(Work instructions) Go through the records below and show every line with the string "this".

**** Data for the task ****

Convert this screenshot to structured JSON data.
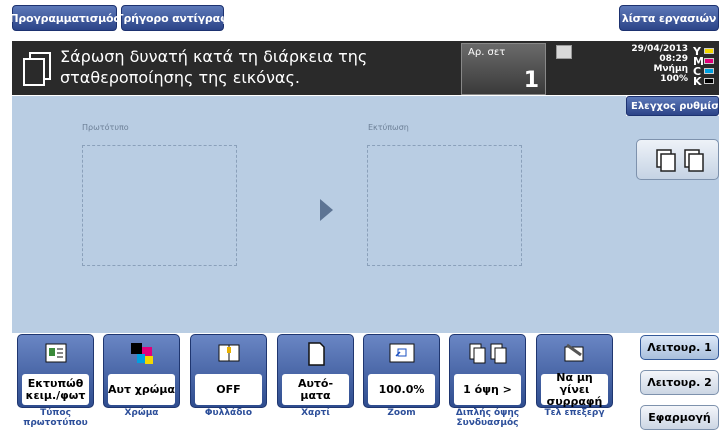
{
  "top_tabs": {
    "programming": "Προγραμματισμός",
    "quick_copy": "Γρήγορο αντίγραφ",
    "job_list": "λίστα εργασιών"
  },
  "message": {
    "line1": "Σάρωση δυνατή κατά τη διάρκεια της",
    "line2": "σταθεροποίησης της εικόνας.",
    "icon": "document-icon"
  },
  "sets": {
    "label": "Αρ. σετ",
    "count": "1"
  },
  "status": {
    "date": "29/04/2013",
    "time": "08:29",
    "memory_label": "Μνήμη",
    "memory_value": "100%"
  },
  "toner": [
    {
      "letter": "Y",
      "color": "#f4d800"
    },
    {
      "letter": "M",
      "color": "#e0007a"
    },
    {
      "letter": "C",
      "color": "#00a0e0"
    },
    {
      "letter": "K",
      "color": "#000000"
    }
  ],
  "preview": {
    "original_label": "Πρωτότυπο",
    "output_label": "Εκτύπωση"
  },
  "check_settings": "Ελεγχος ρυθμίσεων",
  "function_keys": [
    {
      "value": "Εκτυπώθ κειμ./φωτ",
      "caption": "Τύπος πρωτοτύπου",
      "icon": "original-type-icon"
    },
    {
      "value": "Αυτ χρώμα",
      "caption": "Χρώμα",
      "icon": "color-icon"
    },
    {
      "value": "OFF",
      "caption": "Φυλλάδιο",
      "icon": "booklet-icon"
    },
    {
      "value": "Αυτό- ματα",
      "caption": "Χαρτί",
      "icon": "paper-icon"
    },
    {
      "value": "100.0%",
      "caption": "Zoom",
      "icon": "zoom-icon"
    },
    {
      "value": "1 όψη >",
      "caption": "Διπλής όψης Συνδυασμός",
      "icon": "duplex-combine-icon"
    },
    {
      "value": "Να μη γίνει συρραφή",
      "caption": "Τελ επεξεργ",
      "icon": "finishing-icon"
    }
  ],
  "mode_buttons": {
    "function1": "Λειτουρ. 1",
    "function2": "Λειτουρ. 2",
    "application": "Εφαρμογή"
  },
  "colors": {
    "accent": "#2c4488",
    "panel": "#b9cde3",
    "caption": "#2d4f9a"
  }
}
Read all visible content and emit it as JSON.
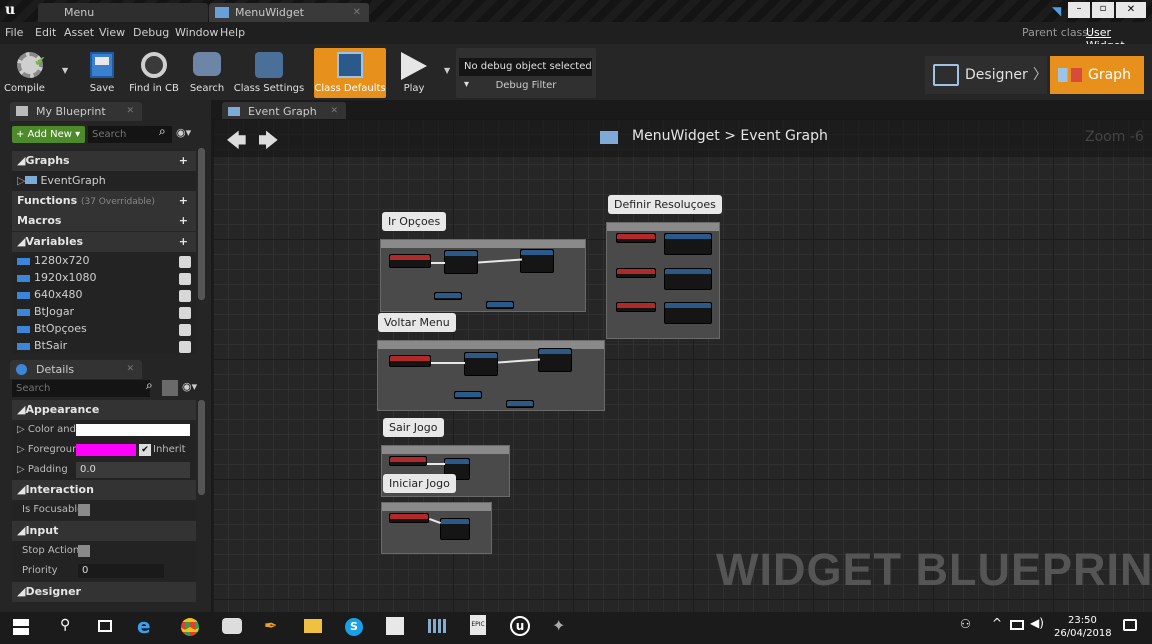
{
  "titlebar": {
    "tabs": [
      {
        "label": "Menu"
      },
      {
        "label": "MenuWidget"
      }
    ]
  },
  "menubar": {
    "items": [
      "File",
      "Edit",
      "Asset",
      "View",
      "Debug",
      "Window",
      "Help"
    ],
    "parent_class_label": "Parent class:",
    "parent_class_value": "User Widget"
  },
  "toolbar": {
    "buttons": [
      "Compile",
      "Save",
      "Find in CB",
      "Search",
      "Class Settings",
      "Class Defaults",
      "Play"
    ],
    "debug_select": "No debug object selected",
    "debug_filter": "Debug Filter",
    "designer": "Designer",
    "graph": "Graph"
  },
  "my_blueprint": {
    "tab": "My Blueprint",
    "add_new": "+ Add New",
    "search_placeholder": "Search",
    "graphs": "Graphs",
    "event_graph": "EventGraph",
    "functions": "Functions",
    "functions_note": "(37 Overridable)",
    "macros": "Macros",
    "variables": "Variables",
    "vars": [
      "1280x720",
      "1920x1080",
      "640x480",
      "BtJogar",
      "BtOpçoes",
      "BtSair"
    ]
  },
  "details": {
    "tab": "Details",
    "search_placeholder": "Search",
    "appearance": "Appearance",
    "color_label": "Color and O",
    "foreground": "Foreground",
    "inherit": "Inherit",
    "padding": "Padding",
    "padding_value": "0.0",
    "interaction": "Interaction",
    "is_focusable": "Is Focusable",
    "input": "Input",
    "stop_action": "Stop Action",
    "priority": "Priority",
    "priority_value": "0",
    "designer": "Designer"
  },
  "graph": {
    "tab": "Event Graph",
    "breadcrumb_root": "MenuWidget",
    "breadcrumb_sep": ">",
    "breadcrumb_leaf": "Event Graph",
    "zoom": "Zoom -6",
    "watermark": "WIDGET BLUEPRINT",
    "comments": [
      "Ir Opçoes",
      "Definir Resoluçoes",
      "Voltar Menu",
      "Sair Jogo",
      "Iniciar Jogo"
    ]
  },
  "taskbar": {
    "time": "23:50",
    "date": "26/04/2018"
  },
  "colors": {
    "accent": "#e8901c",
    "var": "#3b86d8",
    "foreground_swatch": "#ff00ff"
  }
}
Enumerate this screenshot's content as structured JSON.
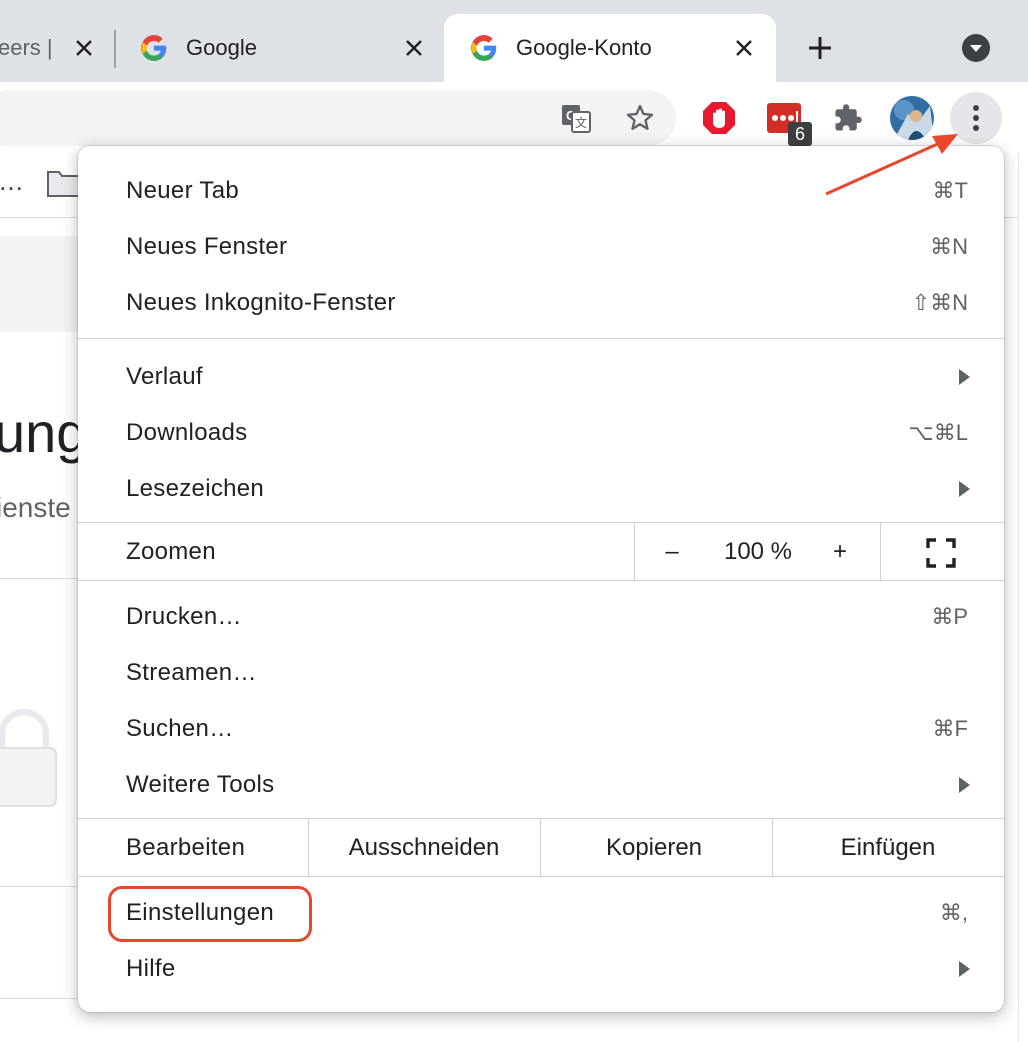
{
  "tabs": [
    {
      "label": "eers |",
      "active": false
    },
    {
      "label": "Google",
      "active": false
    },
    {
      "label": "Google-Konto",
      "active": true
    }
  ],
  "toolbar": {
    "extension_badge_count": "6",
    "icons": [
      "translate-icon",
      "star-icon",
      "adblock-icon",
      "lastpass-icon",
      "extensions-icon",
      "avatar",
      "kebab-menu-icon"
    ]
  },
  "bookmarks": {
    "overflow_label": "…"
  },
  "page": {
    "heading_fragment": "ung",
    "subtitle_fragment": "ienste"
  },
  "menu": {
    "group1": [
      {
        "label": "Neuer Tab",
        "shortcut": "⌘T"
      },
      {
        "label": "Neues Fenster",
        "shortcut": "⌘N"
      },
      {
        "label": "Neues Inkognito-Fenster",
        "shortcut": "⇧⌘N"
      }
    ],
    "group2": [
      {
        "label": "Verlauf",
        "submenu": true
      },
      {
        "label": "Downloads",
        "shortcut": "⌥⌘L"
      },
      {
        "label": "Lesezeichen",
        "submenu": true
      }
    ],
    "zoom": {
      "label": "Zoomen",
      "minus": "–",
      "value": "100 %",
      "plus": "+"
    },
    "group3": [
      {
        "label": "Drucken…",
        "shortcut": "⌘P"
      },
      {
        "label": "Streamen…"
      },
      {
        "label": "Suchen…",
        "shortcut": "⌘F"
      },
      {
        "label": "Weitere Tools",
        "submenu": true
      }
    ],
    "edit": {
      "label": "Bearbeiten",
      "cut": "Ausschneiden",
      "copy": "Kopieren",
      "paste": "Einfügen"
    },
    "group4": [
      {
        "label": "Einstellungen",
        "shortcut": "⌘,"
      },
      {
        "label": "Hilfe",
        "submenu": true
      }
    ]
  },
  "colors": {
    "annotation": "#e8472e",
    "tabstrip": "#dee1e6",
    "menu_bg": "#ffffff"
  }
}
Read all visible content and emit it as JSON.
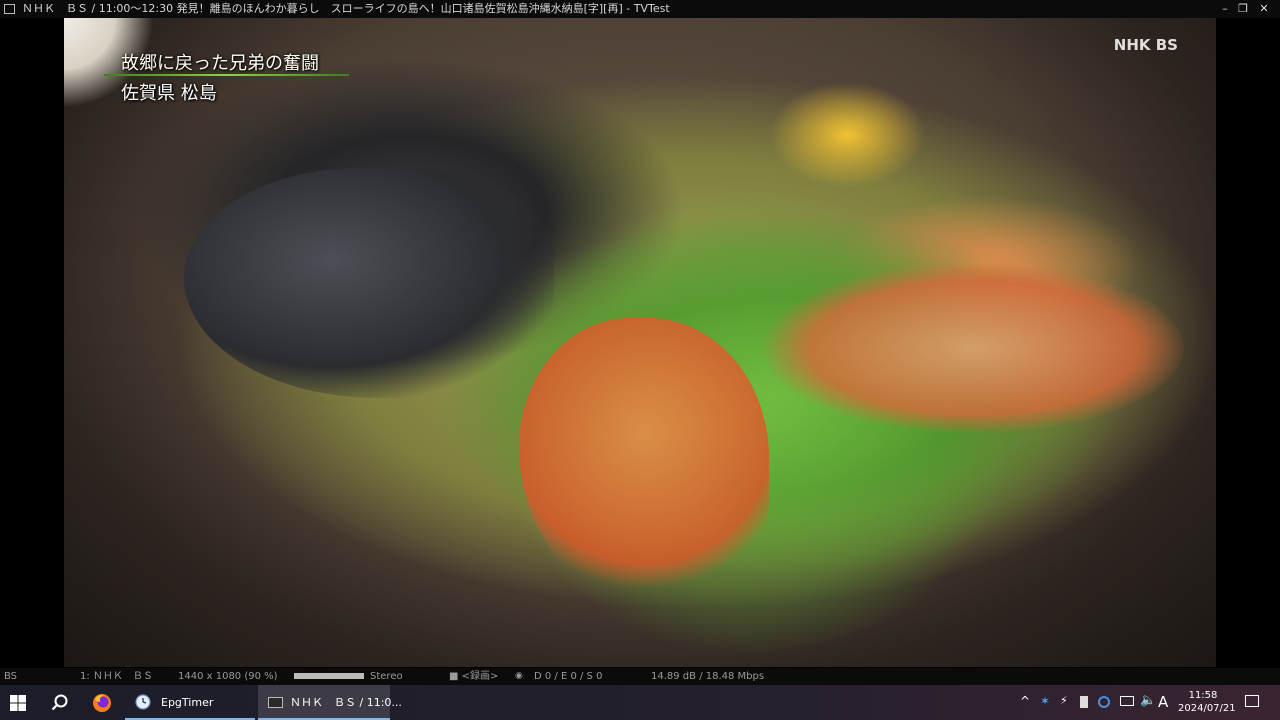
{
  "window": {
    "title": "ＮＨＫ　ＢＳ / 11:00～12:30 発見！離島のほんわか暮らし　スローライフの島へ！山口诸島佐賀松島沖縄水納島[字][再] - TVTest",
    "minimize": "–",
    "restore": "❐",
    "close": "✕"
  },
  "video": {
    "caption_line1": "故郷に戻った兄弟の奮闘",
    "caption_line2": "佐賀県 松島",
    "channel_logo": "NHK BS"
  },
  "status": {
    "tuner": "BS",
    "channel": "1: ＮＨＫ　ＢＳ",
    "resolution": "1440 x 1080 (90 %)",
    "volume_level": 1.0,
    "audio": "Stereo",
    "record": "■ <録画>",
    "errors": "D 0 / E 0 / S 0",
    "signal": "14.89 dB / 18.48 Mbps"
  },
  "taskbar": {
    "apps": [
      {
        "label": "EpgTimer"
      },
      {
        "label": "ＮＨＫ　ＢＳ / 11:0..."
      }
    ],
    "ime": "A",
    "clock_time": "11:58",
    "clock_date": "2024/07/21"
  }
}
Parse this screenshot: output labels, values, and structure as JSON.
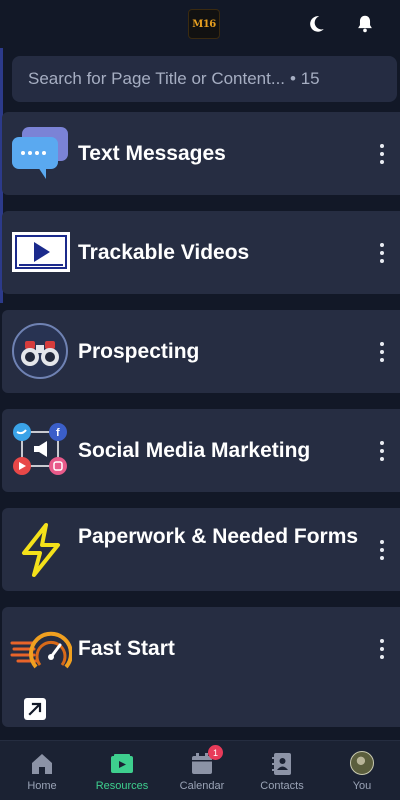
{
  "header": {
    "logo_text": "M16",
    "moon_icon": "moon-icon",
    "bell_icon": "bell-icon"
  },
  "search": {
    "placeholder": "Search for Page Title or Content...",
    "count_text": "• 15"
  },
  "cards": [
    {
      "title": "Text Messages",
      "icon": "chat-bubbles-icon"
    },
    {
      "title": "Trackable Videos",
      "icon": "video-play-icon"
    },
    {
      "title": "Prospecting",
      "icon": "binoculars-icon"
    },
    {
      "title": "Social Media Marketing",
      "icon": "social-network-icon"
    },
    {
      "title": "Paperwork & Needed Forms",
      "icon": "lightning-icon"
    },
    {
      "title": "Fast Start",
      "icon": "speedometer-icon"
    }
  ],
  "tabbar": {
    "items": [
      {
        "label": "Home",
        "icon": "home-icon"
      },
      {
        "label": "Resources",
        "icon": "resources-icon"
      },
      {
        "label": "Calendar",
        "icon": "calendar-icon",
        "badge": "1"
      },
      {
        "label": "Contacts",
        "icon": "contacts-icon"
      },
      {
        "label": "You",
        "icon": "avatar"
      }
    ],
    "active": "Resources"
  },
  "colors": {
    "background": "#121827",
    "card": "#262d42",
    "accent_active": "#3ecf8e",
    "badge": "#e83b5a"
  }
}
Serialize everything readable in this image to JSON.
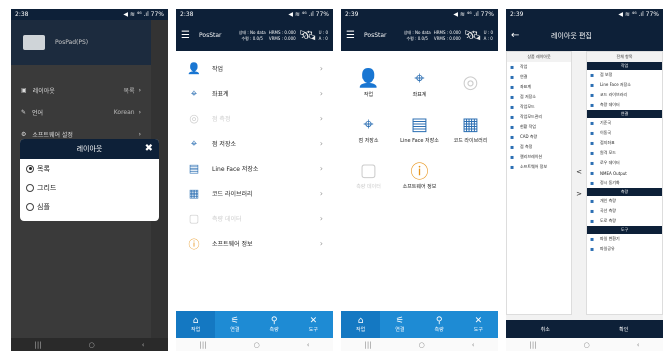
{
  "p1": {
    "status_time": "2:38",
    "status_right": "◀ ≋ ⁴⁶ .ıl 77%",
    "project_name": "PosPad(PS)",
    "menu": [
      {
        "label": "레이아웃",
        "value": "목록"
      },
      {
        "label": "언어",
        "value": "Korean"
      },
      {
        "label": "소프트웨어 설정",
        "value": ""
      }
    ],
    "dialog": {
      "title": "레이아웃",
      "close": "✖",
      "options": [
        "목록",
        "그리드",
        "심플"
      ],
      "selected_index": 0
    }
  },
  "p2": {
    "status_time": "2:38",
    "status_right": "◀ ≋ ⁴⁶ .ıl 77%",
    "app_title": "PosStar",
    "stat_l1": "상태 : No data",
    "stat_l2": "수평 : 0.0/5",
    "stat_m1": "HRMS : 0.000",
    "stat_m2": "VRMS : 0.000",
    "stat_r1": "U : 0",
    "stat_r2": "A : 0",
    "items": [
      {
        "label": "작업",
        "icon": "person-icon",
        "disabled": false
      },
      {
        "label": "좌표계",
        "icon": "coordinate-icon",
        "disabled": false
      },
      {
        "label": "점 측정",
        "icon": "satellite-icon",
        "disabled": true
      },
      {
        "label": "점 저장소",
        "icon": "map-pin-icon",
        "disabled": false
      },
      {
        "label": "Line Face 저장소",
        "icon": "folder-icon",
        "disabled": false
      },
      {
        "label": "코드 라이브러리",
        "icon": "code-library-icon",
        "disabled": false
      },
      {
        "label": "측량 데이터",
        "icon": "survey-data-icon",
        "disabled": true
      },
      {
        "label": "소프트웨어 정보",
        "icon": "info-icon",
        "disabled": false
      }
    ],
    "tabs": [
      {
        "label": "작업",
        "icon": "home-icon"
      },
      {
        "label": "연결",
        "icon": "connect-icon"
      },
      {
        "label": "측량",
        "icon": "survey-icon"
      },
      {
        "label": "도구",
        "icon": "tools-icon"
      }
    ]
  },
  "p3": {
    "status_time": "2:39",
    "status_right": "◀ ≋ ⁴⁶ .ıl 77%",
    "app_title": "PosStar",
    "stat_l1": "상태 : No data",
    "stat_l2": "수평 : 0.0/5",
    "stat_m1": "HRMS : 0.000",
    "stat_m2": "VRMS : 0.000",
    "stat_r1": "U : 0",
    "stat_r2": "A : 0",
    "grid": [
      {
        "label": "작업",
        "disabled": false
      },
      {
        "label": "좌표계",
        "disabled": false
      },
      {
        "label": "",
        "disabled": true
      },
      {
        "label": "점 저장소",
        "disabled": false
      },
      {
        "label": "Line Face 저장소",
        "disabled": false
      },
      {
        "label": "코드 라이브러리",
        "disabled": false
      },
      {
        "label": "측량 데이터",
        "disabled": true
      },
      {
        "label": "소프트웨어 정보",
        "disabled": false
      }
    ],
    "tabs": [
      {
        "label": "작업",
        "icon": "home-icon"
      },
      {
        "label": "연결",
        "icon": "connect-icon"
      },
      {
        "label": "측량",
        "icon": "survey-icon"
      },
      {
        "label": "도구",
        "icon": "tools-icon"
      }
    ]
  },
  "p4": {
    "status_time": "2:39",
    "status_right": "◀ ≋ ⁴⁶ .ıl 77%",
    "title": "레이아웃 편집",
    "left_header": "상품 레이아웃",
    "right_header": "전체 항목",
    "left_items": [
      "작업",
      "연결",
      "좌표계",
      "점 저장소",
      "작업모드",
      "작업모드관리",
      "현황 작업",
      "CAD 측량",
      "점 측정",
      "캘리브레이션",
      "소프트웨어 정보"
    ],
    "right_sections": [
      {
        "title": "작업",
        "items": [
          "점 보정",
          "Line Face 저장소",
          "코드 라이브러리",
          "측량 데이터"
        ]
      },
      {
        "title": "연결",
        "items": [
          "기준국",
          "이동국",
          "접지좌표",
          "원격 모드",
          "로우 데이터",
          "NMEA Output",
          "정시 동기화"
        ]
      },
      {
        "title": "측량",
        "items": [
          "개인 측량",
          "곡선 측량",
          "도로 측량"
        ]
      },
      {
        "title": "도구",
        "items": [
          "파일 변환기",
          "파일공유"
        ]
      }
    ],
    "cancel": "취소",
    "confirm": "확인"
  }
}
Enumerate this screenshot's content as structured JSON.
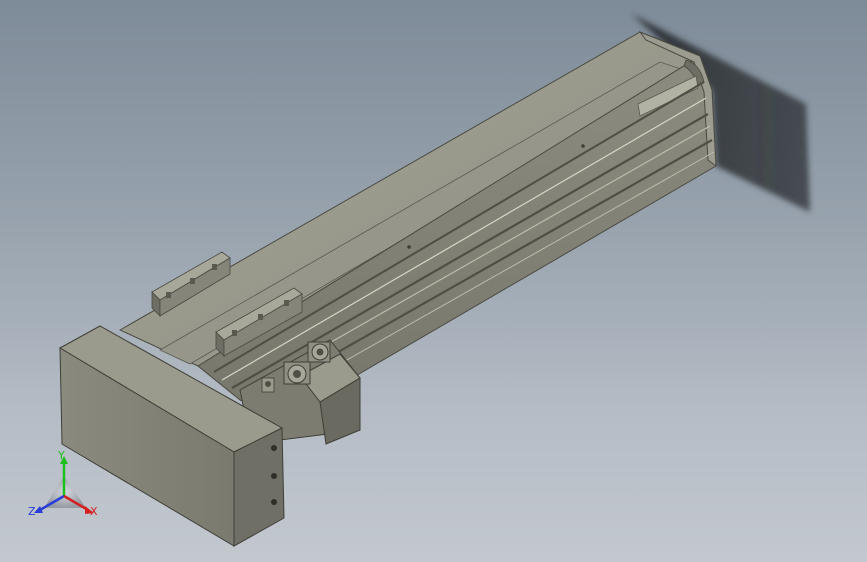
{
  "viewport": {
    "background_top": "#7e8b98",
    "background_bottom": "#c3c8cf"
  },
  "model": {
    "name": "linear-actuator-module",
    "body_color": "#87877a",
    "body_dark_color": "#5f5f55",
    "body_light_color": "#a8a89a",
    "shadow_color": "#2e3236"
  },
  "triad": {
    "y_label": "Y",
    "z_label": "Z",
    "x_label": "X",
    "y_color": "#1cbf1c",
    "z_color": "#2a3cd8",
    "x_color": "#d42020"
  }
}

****

(Written answer)
Convert this screenshot to structured JSON data.
Enumerate this screenshot's content as structured JSON.
Parse this screenshot: output labels, values, and structure as JSON.
Serialize everything readable in this image to JSON.
Enumerate this screenshot's content as structured JSON.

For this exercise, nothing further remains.